* **WORK INSTRUCTION**:
Word for word, restate every record, though not the pictures.

* **INFORMATION PROVIDED**:

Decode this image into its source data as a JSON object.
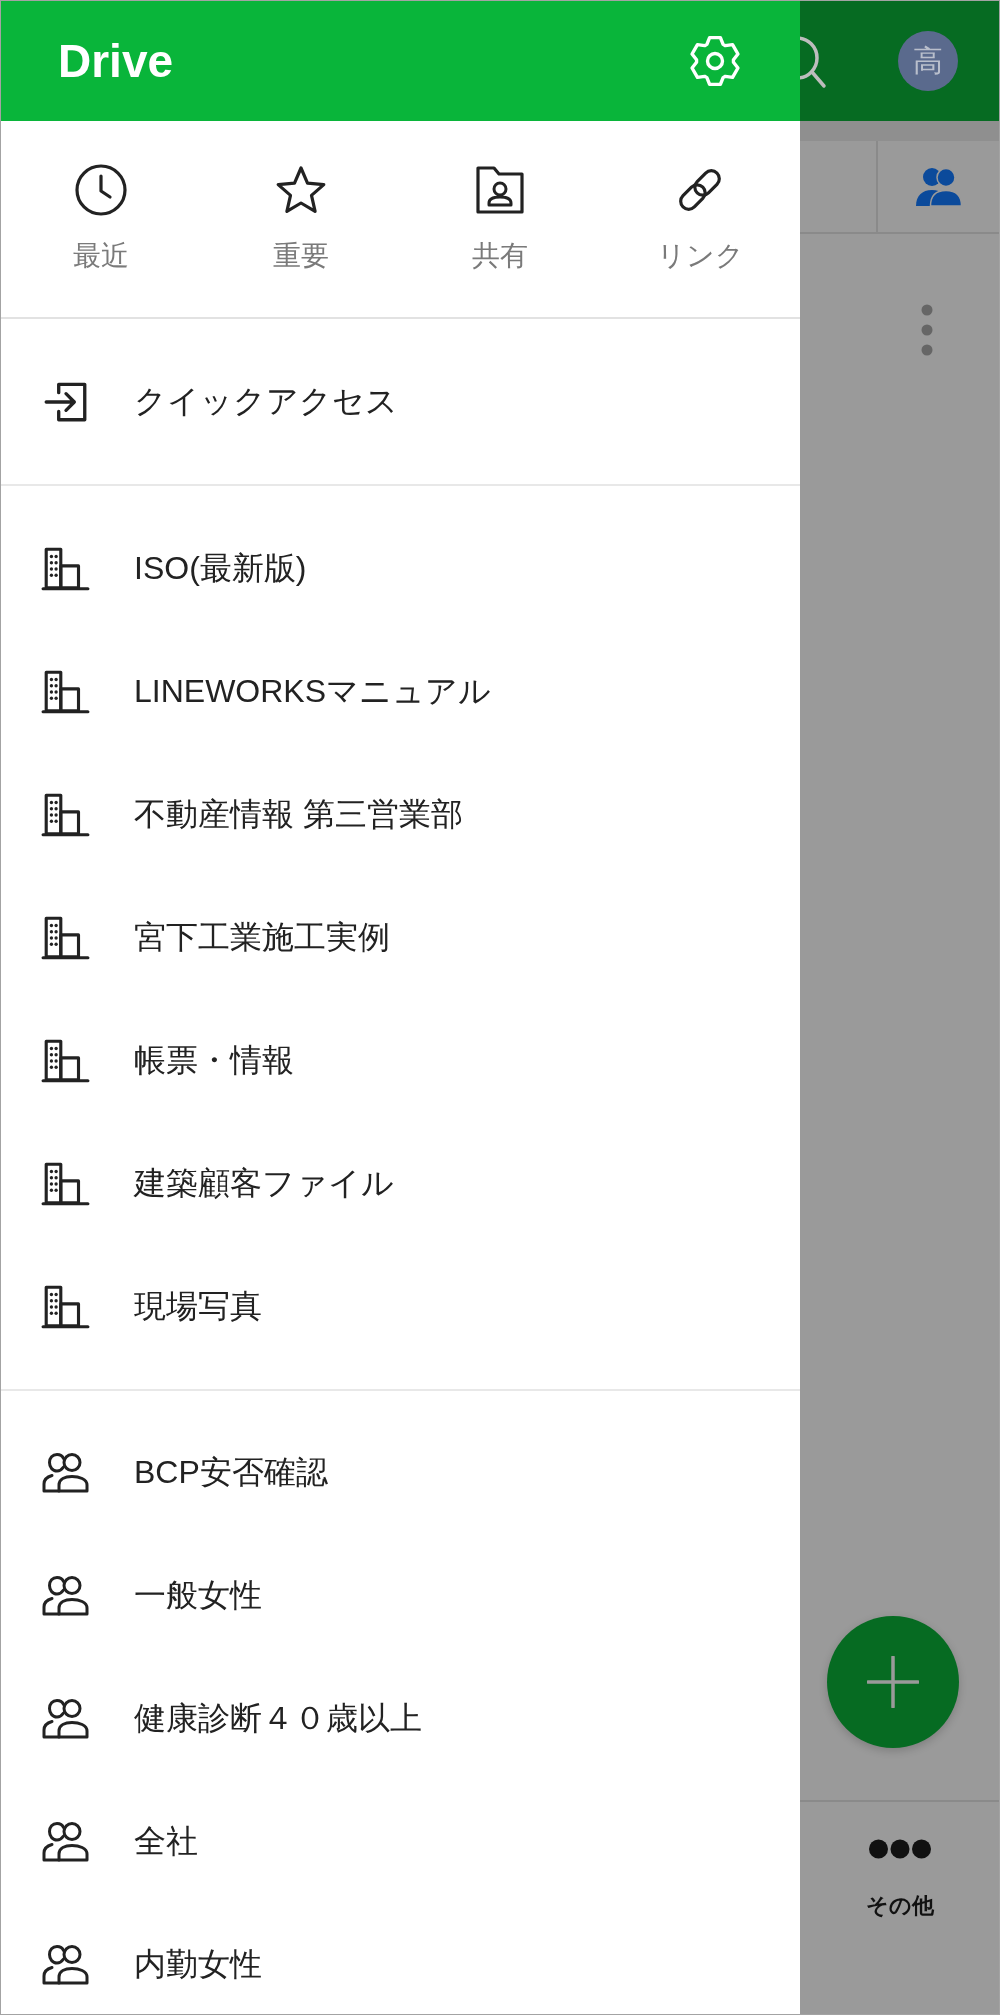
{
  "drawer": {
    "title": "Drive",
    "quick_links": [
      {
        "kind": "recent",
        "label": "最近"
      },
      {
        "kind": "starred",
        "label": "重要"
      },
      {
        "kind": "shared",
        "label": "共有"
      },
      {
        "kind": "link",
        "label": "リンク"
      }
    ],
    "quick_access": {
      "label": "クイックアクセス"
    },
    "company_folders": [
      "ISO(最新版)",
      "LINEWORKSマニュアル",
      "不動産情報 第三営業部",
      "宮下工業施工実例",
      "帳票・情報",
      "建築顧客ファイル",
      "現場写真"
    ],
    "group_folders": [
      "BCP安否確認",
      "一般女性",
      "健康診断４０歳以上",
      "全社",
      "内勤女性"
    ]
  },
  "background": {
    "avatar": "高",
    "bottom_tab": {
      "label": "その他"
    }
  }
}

* **WRITTEN RESPONSE**:
Decode this image into its source data as a JSON object.
{
  "drawer": {
    "title": "Drive",
    "quick_links": [
      {
        "kind": "recent",
        "label": "最近"
      },
      {
        "kind": "starred",
        "label": "重要"
      },
      {
        "kind": "shared",
        "label": "共有"
      },
      {
        "kind": "link",
        "label": "リンク"
      }
    ],
    "quick_access": {
      "label": "クイックアクセス"
    },
    "company_folders": [
      "ISO(最新版)",
      "LINEWORKSマニュアル",
      "不動産情報 第三営業部",
      "宮下工業施工実例",
      "帳票・情報",
      "建築顧客ファイル",
      "現場写真"
    ],
    "group_folders": [
      "BCP安否確認",
      "一般女性",
      "健康診断４０歳以上",
      "全社",
      "内勤女性"
    ]
  },
  "background": {
    "avatar": "高",
    "bottom_tab": {
      "label": "その他"
    }
  }
}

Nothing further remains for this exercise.